László Nemes’s harrowing portrait of a Sonderkommando in the final days of Auschwitz, SON OF SAUL stunned Cannes upon its world premiere, landing the festival’s Grand Jury Prize and making the festival rounds before playing at AFI FEST 2015 presented by Audi.
We spoke with cinematographer and AFI Conservatory alumnus Mátyás Erdély about how he achieved the film’s impressive look.
Talk about the decision to follow the character of Saul for the entirety of the film.
The film focuses on one character and his journey. We wanted to limit the amount of information that reaches the audience that is not relevant to Saul’s “mission” and keep the background secondary. One reason was not to show too much of the horrors that are impossible to portray, and the other reason was really to focus on Saul’s story.
What were some of the challenges you faced in pulling off the film’s many long takes?
Long takes require a huge amount of concentration from the whole cast and crew. Shooting on film actually helps to create concentration. Lighting needs to be variable during the shot according to the needs of the scene and the operating of camera and the coordination of background were usually very complex and complicated. We did many elaborate rehearsals to figure out the details and timings.
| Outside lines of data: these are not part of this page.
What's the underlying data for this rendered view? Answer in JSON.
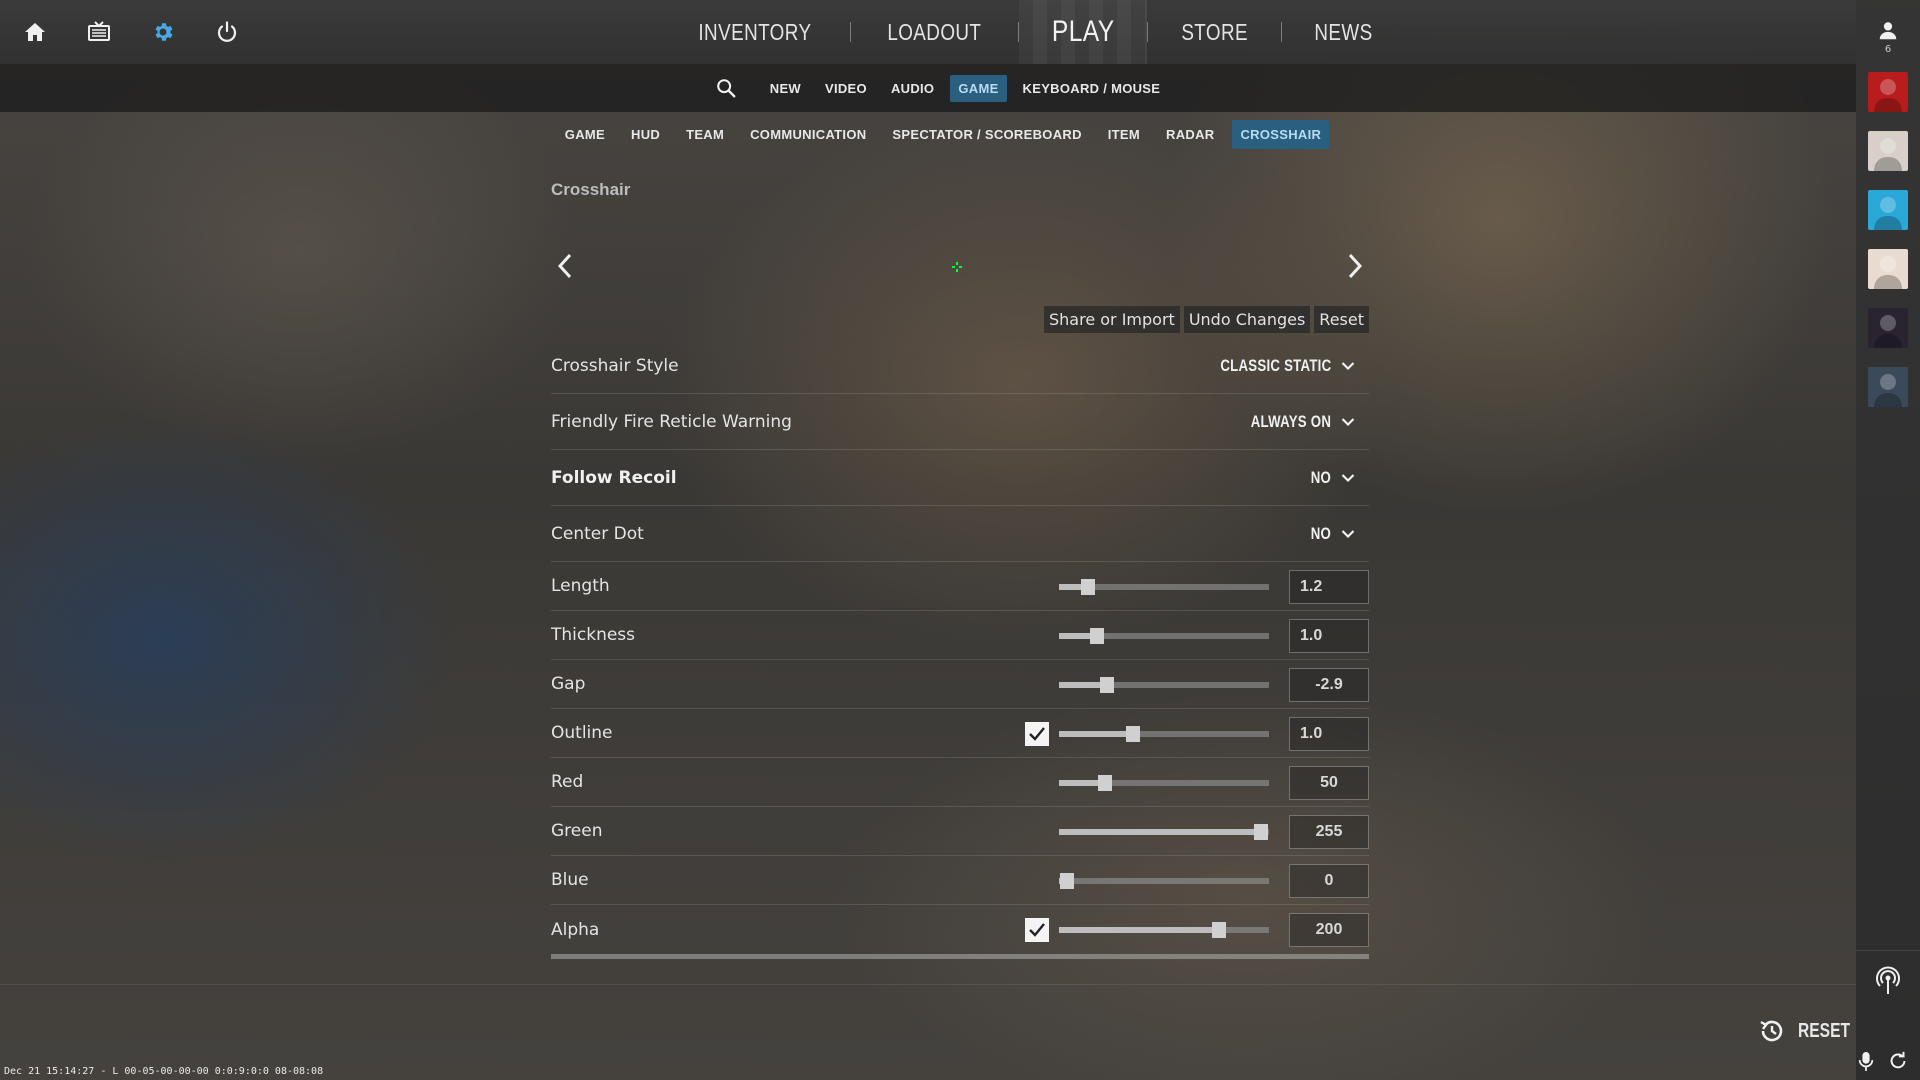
{
  "top_nav": {
    "items": [
      "INVENTORY",
      "LOADOUT",
      "PLAY",
      "STORE",
      "NEWS"
    ]
  },
  "top_icons": [
    "home-icon",
    "tv-icon",
    "gear-icon",
    "power-icon"
  ],
  "settings_tabs": {
    "items": [
      "NEW",
      "VIDEO",
      "AUDIO",
      "GAME",
      "KEYBOARD / MOUSE"
    ],
    "active": "GAME"
  },
  "game_tabs": {
    "items": [
      "GAME",
      "HUD",
      "TEAM",
      "COMMUNICATION",
      "SPECTATOR / SCOREBOARD",
      "ITEM",
      "RADAR",
      "CROSSHAIR"
    ],
    "active": "CROSSHAIR"
  },
  "crosshair": {
    "section_title": "Crosshair",
    "actions": [
      "Share or Import",
      "Undo Changes",
      "Reset"
    ],
    "dropdowns": [
      {
        "label": "Crosshair Style",
        "value": "CLASSIC STATIC",
        "bold": false
      },
      {
        "label": "Friendly Fire Reticle Warning",
        "value": "ALWAYS ON",
        "bold": false
      },
      {
        "label": "Follow Recoil",
        "value": "NO",
        "bold": true
      },
      {
        "label": "Center Dot",
        "value": "NO",
        "bold": false
      }
    ],
    "sliders": [
      {
        "label": "Length",
        "value": "1.2",
        "fraction": 0.14,
        "checkbox": false
      },
      {
        "label": "Thickness",
        "value": "1.0",
        "fraction": 0.18,
        "checkbox": false
      },
      {
        "label": "Gap",
        "value": "-2.9",
        "fraction": 0.23,
        "checkbox": false
      },
      {
        "label": "Outline",
        "value": "1.0",
        "fraction": 0.35,
        "checkbox": true,
        "checked": true
      },
      {
        "label": "Red",
        "value": "50",
        "fraction": 0.22,
        "checkbox": false
      },
      {
        "label": "Green",
        "value": "255",
        "fraction": 0.96,
        "checkbox": false
      },
      {
        "label": "Blue",
        "value": "0",
        "fraction": 0.04,
        "checkbox": false
      },
      {
        "label": "Alpha",
        "value": "200",
        "fraction": 0.76,
        "checkbox": true,
        "checked": true
      }
    ]
  },
  "friends": {
    "count": "6",
    "avatar_colors": [
      "#b81c1c",
      "#d8d0c8",
      "#2aa8d8",
      "#e8dcd0",
      "#2a2430",
      "#3a4a5a"
    ]
  },
  "reset_label": "RESET",
  "status_text": "Dec 21 15:14:27 - L 00-05-00-00-00 0:0:9:0:0 08-08:08",
  "colors": {
    "active_tab_bg": "#2a5f80",
    "active_tab_text": "#b6dcf2",
    "gear_icon": "#4aa8e0",
    "crosshair_green": "#00ff32"
  }
}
An important aspect of this film is what is not shown, or what remains in the background.
Every detail of every shot was planned and discussed beforehand. So we knew exactly what we wanted to show and how much in or out of focus it should be if it is in the shot.
Were there any specific images of concentration camps that you drew upon when creating the look of this film?
We visited the Auschwitz-Birkenau camp and also had extensive discussions with our production designer. The main photographic references were the two photographs that were taken by the members of the Sonderkommando that we used as a reference for our photography scene.
SON OF SAUL opens in limited release on December 18, 2015.